Problem details
Where in the material does the word "title" appear? Copy each line that has it.

- - - -

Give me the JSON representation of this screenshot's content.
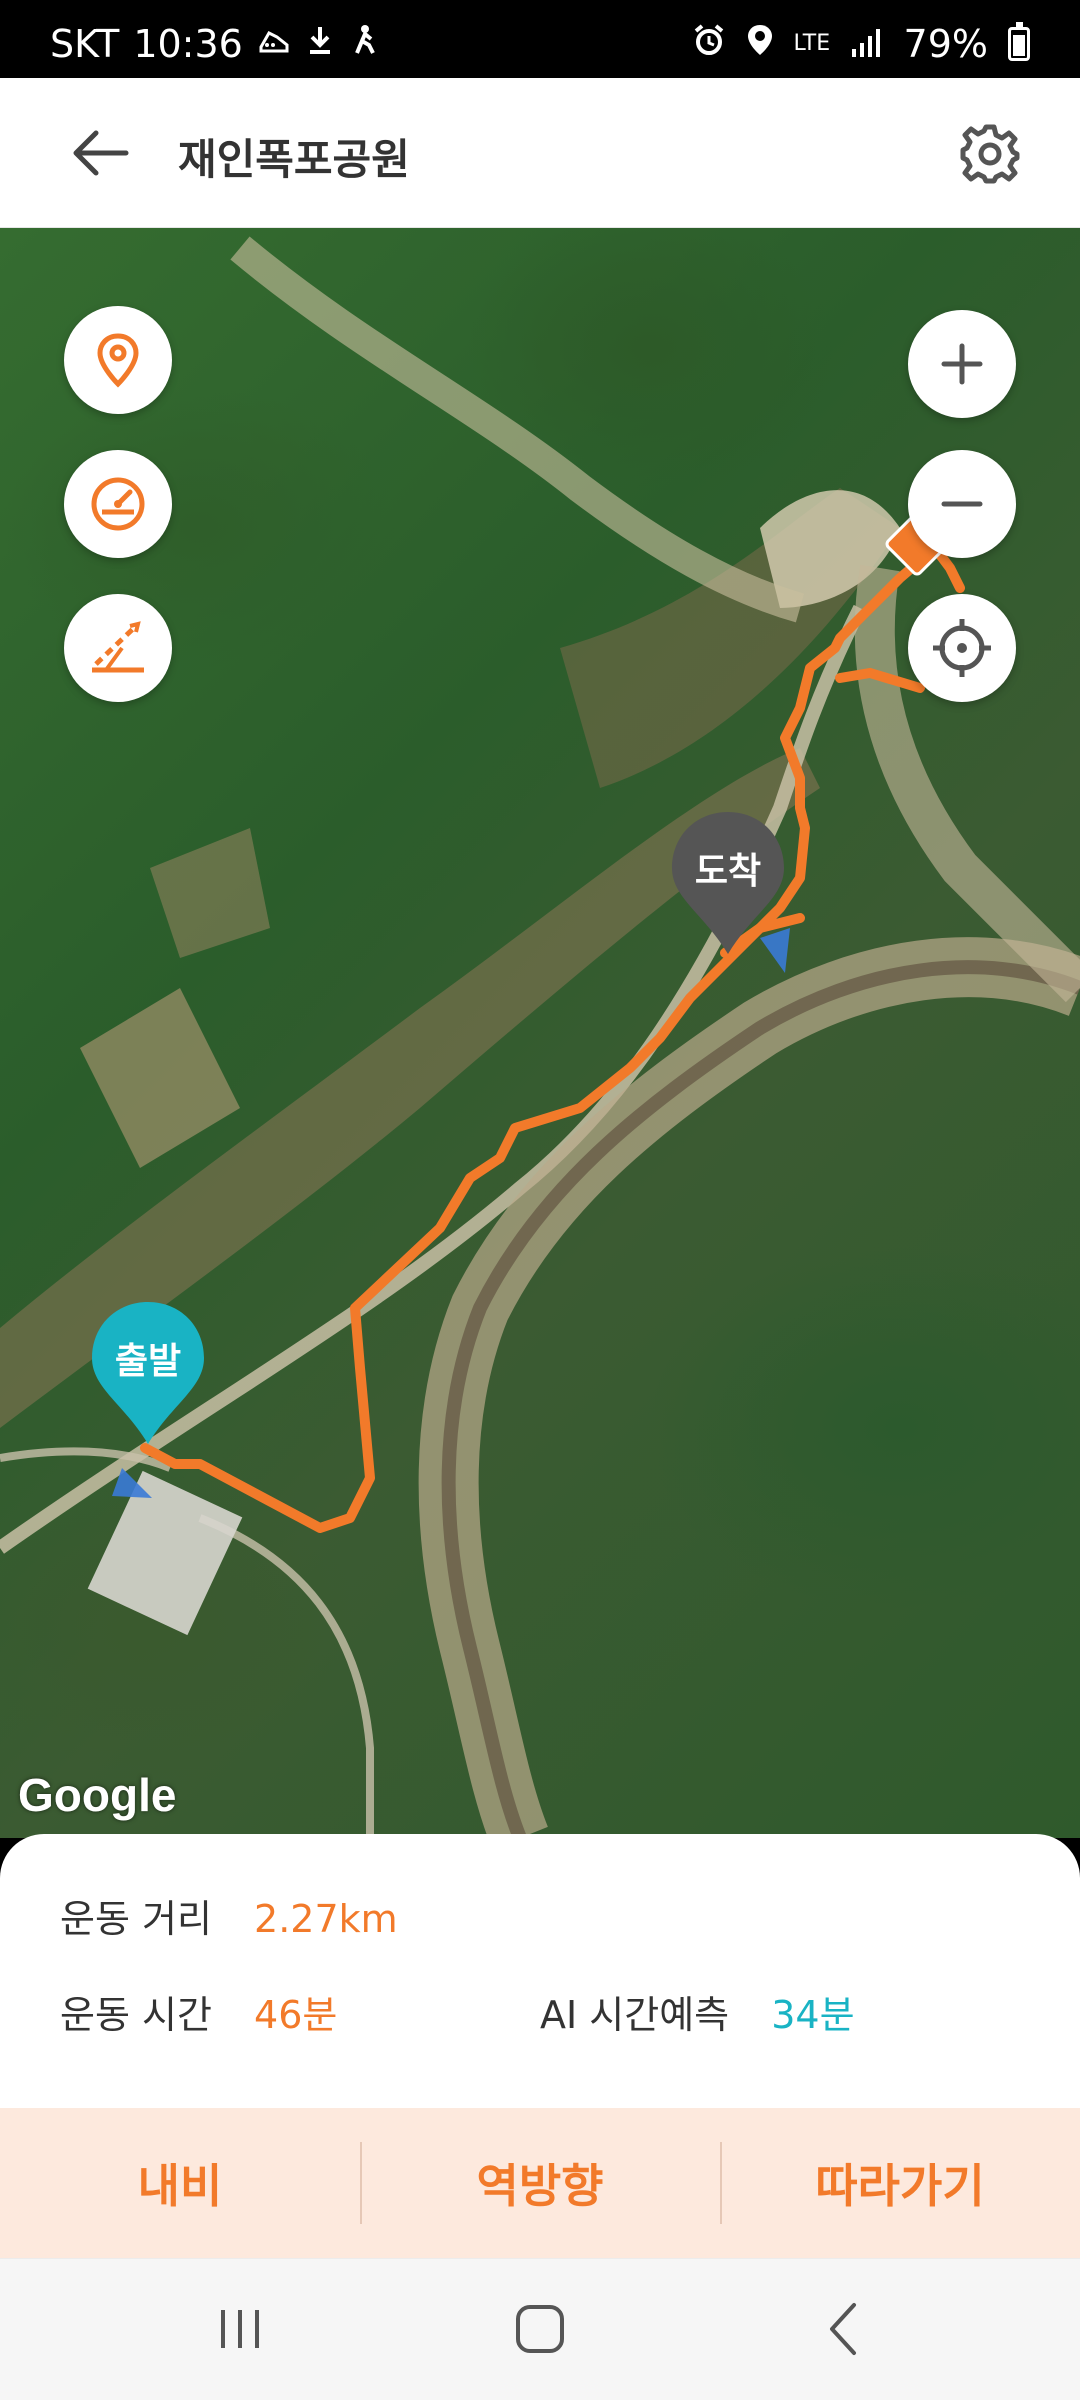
{
  "status_bar": {
    "carrier": "SKT",
    "time": "10:36",
    "network": "LTE",
    "battery": "79%",
    "icons": [
      "shoe-icon",
      "download-icon",
      "hiker-icon",
      "alarm-icon",
      "location-icon",
      "signal-icon",
      "battery-icon"
    ]
  },
  "header": {
    "title": "재인폭포공원",
    "back_icon": "arrow-left-icon",
    "settings_icon": "gear-icon"
  },
  "map": {
    "attribution": "Google",
    "start_marker": "출발",
    "end_marker": "도착",
    "left_controls": [
      "location-pin-icon",
      "speedometer-icon",
      "elevation-icon"
    ],
    "right_controls": [
      "plus-icon",
      "minus-icon",
      "crosshair-icon"
    ],
    "colors": {
      "route": "#f27a2a",
      "start_pin": "#19b3c4",
      "end_pin": "#555555"
    }
  },
  "stats": {
    "distance_label": "운동 거리",
    "distance_value": "2.27km",
    "time_label": "운동 시간",
    "time_value": "46분",
    "ai_label": "AI 시간예측",
    "ai_value": "34분"
  },
  "actions": {
    "navi": "내비",
    "reverse": "역방향",
    "follow": "따라가기"
  },
  "nav": {
    "recents_icon": "recents-icon",
    "home_icon": "home-icon",
    "back_icon": "back-chevron-icon"
  },
  "colors": {
    "accent": "#f27a2a",
    "teal": "#19b3c4",
    "action_bg": "#fde9dd"
  }
}
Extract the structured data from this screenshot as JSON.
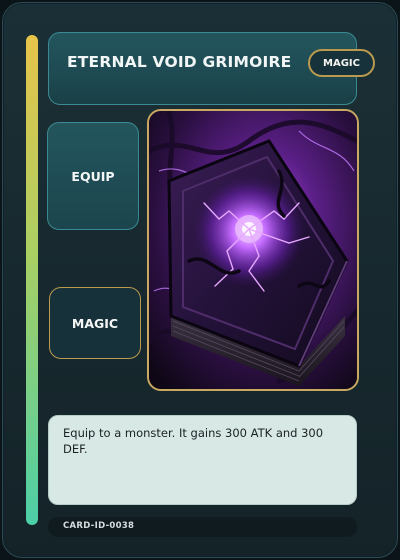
{
  "card": {
    "title": "ETERNAL VOID GRIMOIRE",
    "type_badge": "MAGIC",
    "tiles": {
      "equip_label": "EQUIP",
      "magic_label": "MAGIC"
    },
    "artwork_icon": "dark-spellbook-artwork",
    "effect_text": "Equip to a monster. It gains 300 ATK and 300 DEF.",
    "card_id": "CARD-ID-0038"
  },
  "colors": {
    "card_background": "#17292f",
    "panel_teal": "#1e4a52",
    "panel_border": "#3b8a93",
    "gold_border": "#b99a4e",
    "accent_bar_top": "#e8c44a",
    "accent_bar_bottom": "#4ccfa8",
    "text_box": "#d8e8e4",
    "art_purple_glow": "#b155f5"
  }
}
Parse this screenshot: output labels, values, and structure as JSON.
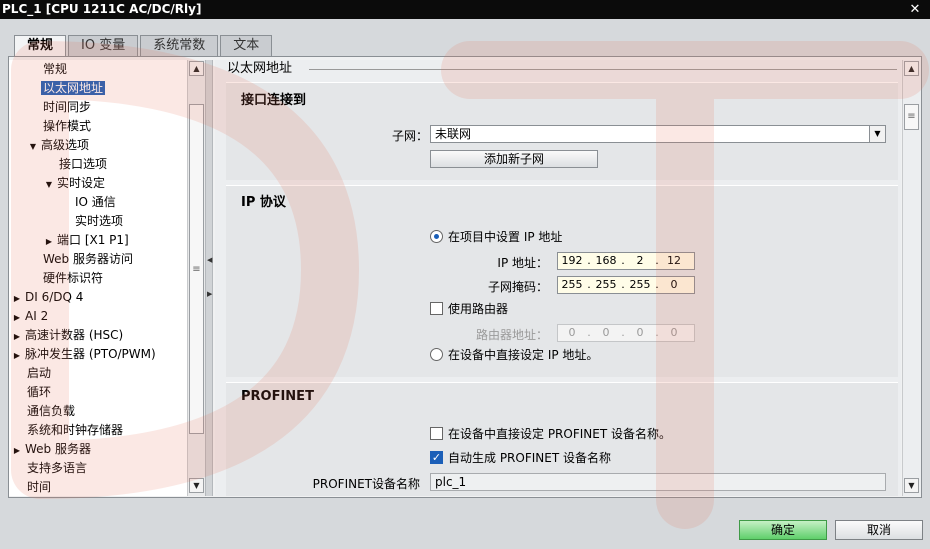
{
  "window": {
    "title": "PLC_1 [CPU 1211C AC/DC/Rly]",
    "close_glyph": "✕"
  },
  "tabs": [
    {
      "label": "常规",
      "active": true
    },
    {
      "label": "IO 变量",
      "active": false
    },
    {
      "label": "系统常数",
      "active": false
    },
    {
      "label": "文本",
      "active": false
    }
  ],
  "tree": {
    "items": [
      {
        "label": "常规",
        "level": 2,
        "expander": ""
      },
      {
        "label": "以太网地址",
        "level": 2,
        "expander": "",
        "selected": true
      },
      {
        "label": "时间同步",
        "level": 2,
        "expander": ""
      },
      {
        "label": "操作模式",
        "level": 2,
        "expander": ""
      },
      {
        "label": "高级选项",
        "level": 1,
        "expander": "▼"
      },
      {
        "label": "接口选项",
        "level": 3,
        "expander": ""
      },
      {
        "label": "实时设定",
        "level": 2,
        "expander": "▼",
        "indent_extra": true
      },
      {
        "label": "IO 通信",
        "level": 4,
        "expander": ""
      },
      {
        "label": "实时选项",
        "level": 4,
        "expander": ""
      },
      {
        "label": "端口 [X1 P1]",
        "level": 2,
        "expander": "▶",
        "indent_extra": true
      },
      {
        "label": "Web 服务器访问",
        "level": 2,
        "expander": ""
      },
      {
        "label": "硬件标识符",
        "level": 2,
        "expander": ""
      },
      {
        "label": "DI 6/DQ 4",
        "level": 0,
        "expander": "▶"
      },
      {
        "label": "AI 2",
        "level": 0,
        "expander": "▶"
      },
      {
        "label": "高速计数器 (HSC)",
        "level": 0,
        "expander": "▶"
      },
      {
        "label": "脉冲发生器 (PTO/PWM)",
        "level": 0,
        "expander": "▶"
      },
      {
        "label": "启动",
        "level": 0,
        "expander": ""
      },
      {
        "label": "循环",
        "level": 0,
        "expander": ""
      },
      {
        "label": "通信负载",
        "level": 0,
        "expander": ""
      },
      {
        "label": "系统和时钟存储器",
        "level": 0,
        "expander": ""
      },
      {
        "label": "Web 服务器",
        "level": 0,
        "expander": "▶"
      },
      {
        "label": "支持多语言",
        "level": 0,
        "expander": ""
      },
      {
        "label": "时间",
        "level": 0,
        "expander": ""
      }
    ]
  },
  "content": {
    "header": "以太网地址",
    "interface": {
      "title": "接口连接到",
      "subnet_label": "子网：",
      "subnet_value": "未联网",
      "add_subnet_button": "添加新子网"
    },
    "ip": {
      "title": "IP 协议",
      "opt_project": "在项目中设置 IP 地址",
      "ip_label": "IP 地址：",
      "ip_value": [
        "192",
        "168",
        "2",
        "12"
      ],
      "mask_label": "子网掩码：",
      "mask_value": [
        "255",
        "255",
        "255",
        "0"
      ],
      "use_router": "使用路由器",
      "router_label": "路由器地址：",
      "router_value": [
        "0",
        "0",
        "0",
        "0"
      ],
      "opt_device": "在设备中直接设定 IP 地址。",
      "ip_dot": "."
    },
    "profinet": {
      "title": "PROFINET",
      "opt_direct_name": "在设备中直接设定 PROFINET 设备名称。",
      "opt_auto_name": "自动生成 PROFINET 设备名称",
      "name_label": "PROFINET设备名称",
      "name_value": "plc_1"
    }
  },
  "footer": {
    "ok": "确定",
    "cancel": "取消"
  },
  "colors": {
    "selection": "#1b5fb8",
    "ok_button": "#5fcf6b",
    "watermark": "#e8735a"
  }
}
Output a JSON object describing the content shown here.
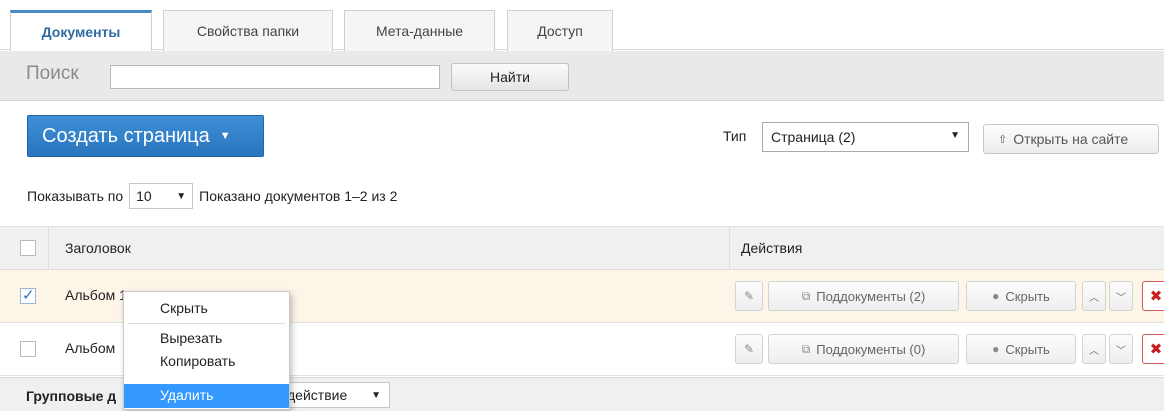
{
  "tabs": [
    {
      "label": "Документы",
      "active": true
    },
    {
      "label": "Свойства папки",
      "active": false
    },
    {
      "label": "Мета-данные",
      "active": false
    },
    {
      "label": "Доступ",
      "active": false
    }
  ],
  "search": {
    "label": "Поиск",
    "value": "",
    "button": "Найти"
  },
  "toolbar": {
    "create_button": "Создать страница",
    "type_label": "Тип",
    "type_value": "Страница (2)",
    "open_site_button": "Открыть на сайте"
  },
  "pagination": {
    "show_label": "Показывать по",
    "per_page": "10",
    "shown_text": "Показано документов 1–2 из 2"
  },
  "table": {
    "columns": [
      "Заголовок",
      "Действия"
    ],
    "rows": [
      {
        "title": "Альбом 1",
        "checked": true,
        "subdocs": "Поддокументы (2)",
        "hide": "Скрыть"
      },
      {
        "title": "Альбом",
        "checked": false,
        "subdocs": "Поддокументы (0)",
        "hide": "Скрыть"
      }
    ]
  },
  "group_actions": {
    "label": "Групповые д",
    "select_value": "действие"
  },
  "context_menu": {
    "items": [
      "Скрыть",
      "Вырезать",
      "Копировать",
      "Удалить"
    ],
    "highlighted": "Удалить"
  },
  "colors": {
    "accent": "#2a75bf",
    "highlight_row": "#fdf5e8",
    "menu_highlight": "#3399ff",
    "delete": "#c81e1e"
  }
}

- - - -

Answer box
    "title": "재인폭포공원",
    "title": "ETERNAL VOID GRIMOIRE",
    "title": "PLC_1 [CPU 1211C AC/DC/Rly]",
      "title": "接口连接到",
      "title": "IP 协议",
      "title": "PROFINET",
        "title": "Альбом 1",
        "title": "Альбом",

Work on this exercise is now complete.